For the first time, researchers, engineers, developers and scientists can upload code and data in any open source programming language and link working code in a computational environment with the associated article for free. We assign a Digital Object Identifier (DOI) to the algorithm, providing correct attribution and a connection to the published research.

The platform provides open access to the published software code and data to view and download for everyone for free. But the real treat is that users can execute all published code without installing anything on their personal computer.
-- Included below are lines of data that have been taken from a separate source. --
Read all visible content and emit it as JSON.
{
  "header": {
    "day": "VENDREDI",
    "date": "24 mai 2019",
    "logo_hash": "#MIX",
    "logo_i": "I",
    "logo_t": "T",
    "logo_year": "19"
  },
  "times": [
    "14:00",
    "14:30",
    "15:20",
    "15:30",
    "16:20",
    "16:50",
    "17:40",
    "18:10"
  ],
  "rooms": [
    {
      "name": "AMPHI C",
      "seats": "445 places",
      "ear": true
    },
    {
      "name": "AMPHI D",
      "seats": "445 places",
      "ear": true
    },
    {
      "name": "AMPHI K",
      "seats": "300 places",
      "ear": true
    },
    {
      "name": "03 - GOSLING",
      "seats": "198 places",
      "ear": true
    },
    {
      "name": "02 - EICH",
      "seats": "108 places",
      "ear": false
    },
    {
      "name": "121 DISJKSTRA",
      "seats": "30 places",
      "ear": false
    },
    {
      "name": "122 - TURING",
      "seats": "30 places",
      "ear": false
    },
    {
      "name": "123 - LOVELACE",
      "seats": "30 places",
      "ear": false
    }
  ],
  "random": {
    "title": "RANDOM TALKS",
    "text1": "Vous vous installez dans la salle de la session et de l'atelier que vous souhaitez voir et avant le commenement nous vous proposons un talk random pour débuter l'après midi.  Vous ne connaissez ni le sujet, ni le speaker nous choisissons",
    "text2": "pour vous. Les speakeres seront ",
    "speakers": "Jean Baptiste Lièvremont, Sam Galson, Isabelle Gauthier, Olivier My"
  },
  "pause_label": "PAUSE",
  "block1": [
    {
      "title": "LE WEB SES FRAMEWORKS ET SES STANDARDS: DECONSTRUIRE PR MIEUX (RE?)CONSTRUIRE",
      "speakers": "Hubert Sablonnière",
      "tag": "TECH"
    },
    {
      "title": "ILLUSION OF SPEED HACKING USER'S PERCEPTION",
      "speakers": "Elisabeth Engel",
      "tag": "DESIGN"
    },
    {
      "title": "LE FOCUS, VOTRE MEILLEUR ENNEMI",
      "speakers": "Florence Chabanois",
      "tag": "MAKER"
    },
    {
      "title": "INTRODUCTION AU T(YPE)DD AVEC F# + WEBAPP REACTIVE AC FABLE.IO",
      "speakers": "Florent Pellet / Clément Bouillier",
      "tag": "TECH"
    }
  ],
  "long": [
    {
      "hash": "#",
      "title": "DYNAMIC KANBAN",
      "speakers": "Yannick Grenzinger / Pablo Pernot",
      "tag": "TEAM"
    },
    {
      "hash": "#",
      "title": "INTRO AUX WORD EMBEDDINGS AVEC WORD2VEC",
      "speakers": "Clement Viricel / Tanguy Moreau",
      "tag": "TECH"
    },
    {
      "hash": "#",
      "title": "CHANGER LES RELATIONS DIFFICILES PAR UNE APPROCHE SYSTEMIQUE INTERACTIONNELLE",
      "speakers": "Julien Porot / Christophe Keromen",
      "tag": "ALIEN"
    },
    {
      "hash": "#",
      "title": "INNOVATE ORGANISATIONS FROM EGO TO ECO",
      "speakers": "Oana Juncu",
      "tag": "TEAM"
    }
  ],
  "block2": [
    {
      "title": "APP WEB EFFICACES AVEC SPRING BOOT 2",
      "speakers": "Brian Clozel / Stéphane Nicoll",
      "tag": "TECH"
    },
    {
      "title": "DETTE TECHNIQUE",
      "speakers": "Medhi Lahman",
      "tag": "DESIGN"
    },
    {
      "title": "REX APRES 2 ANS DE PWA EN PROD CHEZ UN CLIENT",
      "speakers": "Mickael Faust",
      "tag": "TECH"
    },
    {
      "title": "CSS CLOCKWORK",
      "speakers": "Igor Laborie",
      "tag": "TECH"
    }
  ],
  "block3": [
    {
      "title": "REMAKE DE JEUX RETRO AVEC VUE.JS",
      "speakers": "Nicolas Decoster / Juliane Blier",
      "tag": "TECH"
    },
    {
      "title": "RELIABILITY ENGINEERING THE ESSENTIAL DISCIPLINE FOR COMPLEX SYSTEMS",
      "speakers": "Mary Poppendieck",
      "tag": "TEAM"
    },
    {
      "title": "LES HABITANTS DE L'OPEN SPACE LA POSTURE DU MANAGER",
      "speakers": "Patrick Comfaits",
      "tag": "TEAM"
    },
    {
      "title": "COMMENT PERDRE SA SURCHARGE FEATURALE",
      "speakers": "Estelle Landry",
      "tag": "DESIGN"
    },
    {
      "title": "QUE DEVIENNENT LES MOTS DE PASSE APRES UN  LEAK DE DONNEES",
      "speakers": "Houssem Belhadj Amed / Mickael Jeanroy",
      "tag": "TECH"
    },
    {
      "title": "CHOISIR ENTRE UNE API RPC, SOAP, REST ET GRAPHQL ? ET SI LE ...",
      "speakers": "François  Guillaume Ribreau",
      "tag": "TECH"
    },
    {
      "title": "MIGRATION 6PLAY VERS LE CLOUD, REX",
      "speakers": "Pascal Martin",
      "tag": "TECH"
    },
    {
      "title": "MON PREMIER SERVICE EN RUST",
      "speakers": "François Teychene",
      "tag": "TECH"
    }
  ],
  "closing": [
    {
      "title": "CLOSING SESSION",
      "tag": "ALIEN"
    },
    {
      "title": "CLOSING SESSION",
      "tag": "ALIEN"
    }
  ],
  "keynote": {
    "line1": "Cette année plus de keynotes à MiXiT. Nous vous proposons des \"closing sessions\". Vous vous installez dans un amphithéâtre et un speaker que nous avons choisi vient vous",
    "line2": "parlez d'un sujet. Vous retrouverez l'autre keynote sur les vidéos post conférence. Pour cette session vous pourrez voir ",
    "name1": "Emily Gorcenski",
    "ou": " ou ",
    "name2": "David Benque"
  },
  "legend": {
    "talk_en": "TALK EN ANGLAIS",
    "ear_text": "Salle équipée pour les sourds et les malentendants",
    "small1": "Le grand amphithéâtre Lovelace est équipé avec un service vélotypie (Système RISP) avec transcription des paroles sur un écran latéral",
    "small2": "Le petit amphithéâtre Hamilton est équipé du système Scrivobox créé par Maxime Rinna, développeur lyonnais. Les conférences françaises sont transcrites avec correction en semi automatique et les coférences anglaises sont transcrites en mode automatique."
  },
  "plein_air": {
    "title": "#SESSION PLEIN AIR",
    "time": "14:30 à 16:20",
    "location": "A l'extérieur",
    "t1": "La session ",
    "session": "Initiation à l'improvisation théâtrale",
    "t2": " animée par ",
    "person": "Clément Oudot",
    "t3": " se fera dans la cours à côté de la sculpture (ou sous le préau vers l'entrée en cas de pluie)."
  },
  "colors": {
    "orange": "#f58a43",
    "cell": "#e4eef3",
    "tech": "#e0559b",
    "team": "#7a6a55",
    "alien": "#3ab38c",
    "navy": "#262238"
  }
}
Everything runs in the cloud on CPUs or GPUs according to the user needs. We make it easy to change parameters, modify the code, upload data, run it again, and see how the results change.

The also ran a workshop on this.

Possibly Sylabs cloud is a similar project?

Hybrid environment Nextjournal might also be this; It is a collaborative coding machine that claims to make this easy for you and your colleagues to write in a workbook style together, and uses containerised environments under the hood.

Less code-obsessed but possibly related, Open Science Framework seems to

OSF is a free and open source project management tool that supports researchers throughout their entire project lifecycle.

As a collaboration tool, OSF helps research teams work on projects privately or make the entire project publicly accessible for broad dissemination. As a workflow system, OSF enables connections to the many products researchers already use, streamlining their process and increasing efficiency.

11 Communities and organisations


…fosters a culture that values open and reproducible research using shared data and reusable software.

We do this by:

  • Creating technical infrastructure in the form of carefully vetted, staff- and community-contributed R software tools that lower barriers to working with scientific data sources on the web
  • Creating social infrastructure through a welcoming and diverse community
  • Making the right data, tools and best practices more discoverable
  • Building capacity of software users and developers and fostering a sense of pride in their work
  • Promoting advocacy for a culture of data sharing and reusable software.

rOpenSci is a non-profit initiative founded in 2011 by Karthik Ram, Scott Chamberlain, and Carl Boettiger to make scientific data retrieval reproducible. Over the past seven years we have developed an ecosystem of open source tools, we run annual unconferences, and review community developed software.

numfocus is a foundation supporting in particular open code for better science via various interesting projects.

Dr Ulrich Schimmack’s Blog about Replicability is a readable explanation of which results are reproducible from a guy who does lots of meta analyses.

Figure 4

12 Incoming

13 References

Baker. 2021. Five Keys to Writing a Reproducible Lab Protocol.” Nature.
Boettiger. 2015. An Introduction to Docker for Reproducible Research, with Examples from the R Environment.” ACM SIGOPS Operating Systems Review.
Chattopadhyay, Prasad, Henley, et al. 2020. “What’s Wrong with Computational Notebooks? Pain Points, Needs, and Design Opportunities.”
Community, Arnold, Bowler, et al. 2019. The Turing Way: A Handbook for Reproducible Data Science.”
Cormier, Belyeu, Pedersen, et al. 2020. Go Get Data (GGD): Simple, Reproducible Access to Scientific Data.” bioRxiv.
Donoho. 2023. Data Science at the Singularity.”
Fitschen, Schlemmer, Hornung, et al. 2019. CaosDB - Research Data Management for Complex, Changing, and Automated Research Workflows.” Data.
Himmelstein, Rubinetti, Slochower, et al. 2019. Open Collaborative Writing with Manubot.” Edited by Dina Schneidman-Duhovny. PLOS Computational Biology.
Kurtzer, Cclerget, Bauer, et al. 2021. Hpcng/Singularity: Singularity 3.7.3.”
Mölder, Jablonski, Letcher, et al. 2021. Sustainable Data Analysis with Snakemake.” F1000Research.
Simonsohn. 2015. Small Telescopes: Detectability and the Evaluation of Replication Results.” Psychological Science.
Tong. 2019. Statistical Inference Enables Bad Science; Statistical Thinking Enables Good Science.” The American Statistician.